Task description :: Each entry is to be output as written, so that none is missing.

Exercise material ::
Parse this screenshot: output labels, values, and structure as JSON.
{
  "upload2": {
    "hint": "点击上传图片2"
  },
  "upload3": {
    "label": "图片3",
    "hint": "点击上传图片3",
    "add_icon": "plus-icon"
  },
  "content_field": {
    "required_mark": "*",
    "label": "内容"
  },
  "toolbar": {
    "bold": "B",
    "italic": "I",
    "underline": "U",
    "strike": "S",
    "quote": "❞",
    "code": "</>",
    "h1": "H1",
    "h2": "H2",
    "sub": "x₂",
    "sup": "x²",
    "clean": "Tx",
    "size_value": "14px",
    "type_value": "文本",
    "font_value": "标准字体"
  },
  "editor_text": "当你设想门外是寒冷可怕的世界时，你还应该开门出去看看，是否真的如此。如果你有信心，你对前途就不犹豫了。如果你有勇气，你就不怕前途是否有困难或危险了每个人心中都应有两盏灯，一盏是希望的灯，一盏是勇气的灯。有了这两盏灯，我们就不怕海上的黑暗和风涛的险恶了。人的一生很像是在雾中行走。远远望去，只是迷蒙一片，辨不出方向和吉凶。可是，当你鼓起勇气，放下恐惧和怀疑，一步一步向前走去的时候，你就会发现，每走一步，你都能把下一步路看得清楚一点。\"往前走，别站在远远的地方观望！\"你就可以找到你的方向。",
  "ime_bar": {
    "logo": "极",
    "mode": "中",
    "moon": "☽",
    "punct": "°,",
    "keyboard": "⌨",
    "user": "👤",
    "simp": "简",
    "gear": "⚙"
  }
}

Solution to this task ::
Parse this screenshot: output labels, values, and structure as JSON.
{
  "upload2": {
    "hint": "点击上传图片2"
  },
  "upload3": {
    "label": "图片3",
    "hint": "点击上传图片3",
    "add_icon": "plus-icon"
  },
  "content_field": {
    "required_mark": "*",
    "label": "内容"
  },
  "toolbar": {
    "bold": "B",
    "italic": "I",
    "underline": "U",
    "strike": "S",
    "quote": "❞",
    "code": "</>",
    "h1": "H1",
    "h2": "H2",
    "sub": "x₂",
    "sup": "x²",
    "clean": "Tx",
    "size_value": "14px",
    "type_value": "文本",
    "font_value": "标准字体"
  },
  "editor_text": "当你设想门外是寒冷可怕的世界时，你还应该开门出去看看，是否真的如此。如果你有信心，你对前途就不犹豫了。如果你有勇气，你就不怕前途是否有困难或危险了每个人心中都应有两盏灯，一盏是希望的灯，一盏是勇气的灯。有了这两盏灯，我们就不怕海上的黑暗和风涛的险恶了。人的一生很像是在雾中行走。远远望去，只是迷蒙一片，辨不出方向和吉凶。可是，当你鼓起勇气，放下恐惧和怀疑，一步一步向前走去的时候，你就会发现，每走一步，你都能把下一步路看得清楚一点。\"往前走，别站在远远的地方观望！\"你就可以找到你的方向。",
  "ime_bar": {
    "logo": "极",
    "mode": "中",
    "moon": "☽",
    "punct": "°,",
    "keyboard": "⌨",
    "user": "👤",
    "simp": "简",
    "gear": "⚙"
  }
}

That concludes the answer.